## TASK ITEM
Tell how many lines in the records contain the word "document"; the number alone is the answer.

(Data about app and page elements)
○ ○ ○ ○ ○

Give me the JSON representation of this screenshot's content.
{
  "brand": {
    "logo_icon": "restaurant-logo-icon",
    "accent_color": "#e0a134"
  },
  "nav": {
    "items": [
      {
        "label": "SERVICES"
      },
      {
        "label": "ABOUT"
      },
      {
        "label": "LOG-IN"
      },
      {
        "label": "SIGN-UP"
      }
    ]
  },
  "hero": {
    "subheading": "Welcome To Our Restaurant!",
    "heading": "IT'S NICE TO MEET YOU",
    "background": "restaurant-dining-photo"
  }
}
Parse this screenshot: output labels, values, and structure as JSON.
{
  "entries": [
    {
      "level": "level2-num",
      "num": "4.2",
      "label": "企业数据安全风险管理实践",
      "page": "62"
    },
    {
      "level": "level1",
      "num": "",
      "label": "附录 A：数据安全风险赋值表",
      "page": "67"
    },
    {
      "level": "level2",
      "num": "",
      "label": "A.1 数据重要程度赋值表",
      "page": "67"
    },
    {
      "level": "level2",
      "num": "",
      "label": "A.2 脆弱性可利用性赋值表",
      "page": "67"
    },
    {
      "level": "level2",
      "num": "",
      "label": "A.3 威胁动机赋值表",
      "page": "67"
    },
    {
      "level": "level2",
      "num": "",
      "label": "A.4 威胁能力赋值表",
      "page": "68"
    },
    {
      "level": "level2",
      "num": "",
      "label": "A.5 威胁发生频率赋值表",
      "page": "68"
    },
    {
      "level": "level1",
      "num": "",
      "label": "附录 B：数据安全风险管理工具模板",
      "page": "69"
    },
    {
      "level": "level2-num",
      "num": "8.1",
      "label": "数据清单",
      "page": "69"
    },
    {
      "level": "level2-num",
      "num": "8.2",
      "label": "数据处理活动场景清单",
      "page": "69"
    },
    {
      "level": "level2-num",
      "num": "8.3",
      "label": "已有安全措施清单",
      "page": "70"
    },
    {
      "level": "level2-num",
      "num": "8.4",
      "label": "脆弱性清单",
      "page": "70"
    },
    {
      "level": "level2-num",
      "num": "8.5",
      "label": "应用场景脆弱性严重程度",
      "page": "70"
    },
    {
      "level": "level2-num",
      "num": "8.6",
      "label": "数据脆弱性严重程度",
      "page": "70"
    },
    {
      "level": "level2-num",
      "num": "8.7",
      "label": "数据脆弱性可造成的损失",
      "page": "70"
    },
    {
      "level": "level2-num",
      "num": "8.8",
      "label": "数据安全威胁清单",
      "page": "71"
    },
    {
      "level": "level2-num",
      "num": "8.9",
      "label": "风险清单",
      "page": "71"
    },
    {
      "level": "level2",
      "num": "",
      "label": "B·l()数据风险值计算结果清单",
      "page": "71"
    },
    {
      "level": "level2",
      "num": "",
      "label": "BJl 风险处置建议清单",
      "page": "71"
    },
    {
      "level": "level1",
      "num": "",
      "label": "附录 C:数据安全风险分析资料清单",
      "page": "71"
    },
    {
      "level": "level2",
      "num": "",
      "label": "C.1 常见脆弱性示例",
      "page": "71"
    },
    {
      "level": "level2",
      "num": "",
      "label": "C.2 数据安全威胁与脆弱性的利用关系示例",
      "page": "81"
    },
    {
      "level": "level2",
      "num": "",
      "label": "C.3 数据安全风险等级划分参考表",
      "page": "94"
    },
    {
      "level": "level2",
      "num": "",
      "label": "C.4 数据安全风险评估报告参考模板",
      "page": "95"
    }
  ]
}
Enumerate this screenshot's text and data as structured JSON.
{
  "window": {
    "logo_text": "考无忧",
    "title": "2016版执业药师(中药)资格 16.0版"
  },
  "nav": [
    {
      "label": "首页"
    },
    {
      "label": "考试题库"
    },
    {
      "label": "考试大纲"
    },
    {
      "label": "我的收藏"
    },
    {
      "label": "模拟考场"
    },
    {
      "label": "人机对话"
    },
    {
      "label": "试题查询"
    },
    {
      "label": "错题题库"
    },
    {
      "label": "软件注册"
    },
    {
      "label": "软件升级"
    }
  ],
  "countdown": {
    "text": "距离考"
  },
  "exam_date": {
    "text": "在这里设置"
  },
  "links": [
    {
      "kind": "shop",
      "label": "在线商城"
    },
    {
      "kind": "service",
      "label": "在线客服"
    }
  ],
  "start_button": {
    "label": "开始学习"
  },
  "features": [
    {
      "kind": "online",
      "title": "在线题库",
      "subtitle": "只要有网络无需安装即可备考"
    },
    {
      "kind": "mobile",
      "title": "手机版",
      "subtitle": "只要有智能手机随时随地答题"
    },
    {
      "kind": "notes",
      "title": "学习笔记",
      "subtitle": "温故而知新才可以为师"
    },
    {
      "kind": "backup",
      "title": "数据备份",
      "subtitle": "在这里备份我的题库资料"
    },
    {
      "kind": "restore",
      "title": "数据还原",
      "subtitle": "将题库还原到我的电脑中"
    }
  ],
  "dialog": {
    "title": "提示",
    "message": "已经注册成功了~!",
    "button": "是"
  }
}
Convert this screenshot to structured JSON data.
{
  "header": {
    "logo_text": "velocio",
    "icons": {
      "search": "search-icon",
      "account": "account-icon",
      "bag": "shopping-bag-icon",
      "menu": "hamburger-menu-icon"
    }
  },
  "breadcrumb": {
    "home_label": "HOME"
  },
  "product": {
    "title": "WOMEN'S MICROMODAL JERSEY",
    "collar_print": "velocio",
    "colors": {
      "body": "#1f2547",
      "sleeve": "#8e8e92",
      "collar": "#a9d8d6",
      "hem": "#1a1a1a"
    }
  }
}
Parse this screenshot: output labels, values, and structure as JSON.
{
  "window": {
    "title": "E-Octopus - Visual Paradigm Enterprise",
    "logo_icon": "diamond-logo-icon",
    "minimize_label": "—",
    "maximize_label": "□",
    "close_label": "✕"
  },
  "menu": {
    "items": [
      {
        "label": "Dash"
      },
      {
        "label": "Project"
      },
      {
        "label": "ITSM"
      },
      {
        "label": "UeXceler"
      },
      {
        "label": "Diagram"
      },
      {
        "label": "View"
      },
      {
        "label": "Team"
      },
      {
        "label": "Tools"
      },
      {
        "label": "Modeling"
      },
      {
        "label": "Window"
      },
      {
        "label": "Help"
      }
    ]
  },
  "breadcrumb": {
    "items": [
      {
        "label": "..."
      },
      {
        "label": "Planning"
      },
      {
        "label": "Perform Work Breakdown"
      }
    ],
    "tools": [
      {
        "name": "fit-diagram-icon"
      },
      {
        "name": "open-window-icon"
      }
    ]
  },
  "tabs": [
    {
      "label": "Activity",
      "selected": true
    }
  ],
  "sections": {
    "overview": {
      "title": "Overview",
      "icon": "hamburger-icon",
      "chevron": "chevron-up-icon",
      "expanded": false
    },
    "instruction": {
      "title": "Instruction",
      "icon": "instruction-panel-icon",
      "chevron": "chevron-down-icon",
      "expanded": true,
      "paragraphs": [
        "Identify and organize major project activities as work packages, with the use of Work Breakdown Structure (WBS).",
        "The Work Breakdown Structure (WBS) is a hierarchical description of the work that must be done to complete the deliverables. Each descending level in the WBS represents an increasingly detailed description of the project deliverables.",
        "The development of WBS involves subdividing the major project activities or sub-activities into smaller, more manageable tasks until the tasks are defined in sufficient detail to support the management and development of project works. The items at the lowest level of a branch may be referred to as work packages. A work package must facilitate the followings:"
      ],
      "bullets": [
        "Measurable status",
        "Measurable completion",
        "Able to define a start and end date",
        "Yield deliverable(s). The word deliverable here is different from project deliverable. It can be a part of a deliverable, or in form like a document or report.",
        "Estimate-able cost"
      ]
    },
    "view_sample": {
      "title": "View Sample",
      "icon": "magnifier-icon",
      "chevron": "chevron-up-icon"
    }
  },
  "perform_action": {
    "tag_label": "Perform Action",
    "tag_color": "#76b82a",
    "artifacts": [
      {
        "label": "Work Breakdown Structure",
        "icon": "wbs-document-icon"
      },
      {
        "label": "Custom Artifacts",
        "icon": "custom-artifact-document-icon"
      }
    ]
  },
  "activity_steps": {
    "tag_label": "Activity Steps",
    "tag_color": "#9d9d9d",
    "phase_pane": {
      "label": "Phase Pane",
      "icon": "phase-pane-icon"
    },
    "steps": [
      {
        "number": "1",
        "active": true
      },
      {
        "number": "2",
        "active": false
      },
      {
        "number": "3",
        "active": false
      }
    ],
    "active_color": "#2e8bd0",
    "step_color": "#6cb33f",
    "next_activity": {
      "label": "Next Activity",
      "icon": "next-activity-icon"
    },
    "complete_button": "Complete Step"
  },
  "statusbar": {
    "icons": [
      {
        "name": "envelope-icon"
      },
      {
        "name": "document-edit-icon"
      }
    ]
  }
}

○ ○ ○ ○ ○

## EXERCISE RESPONSE
4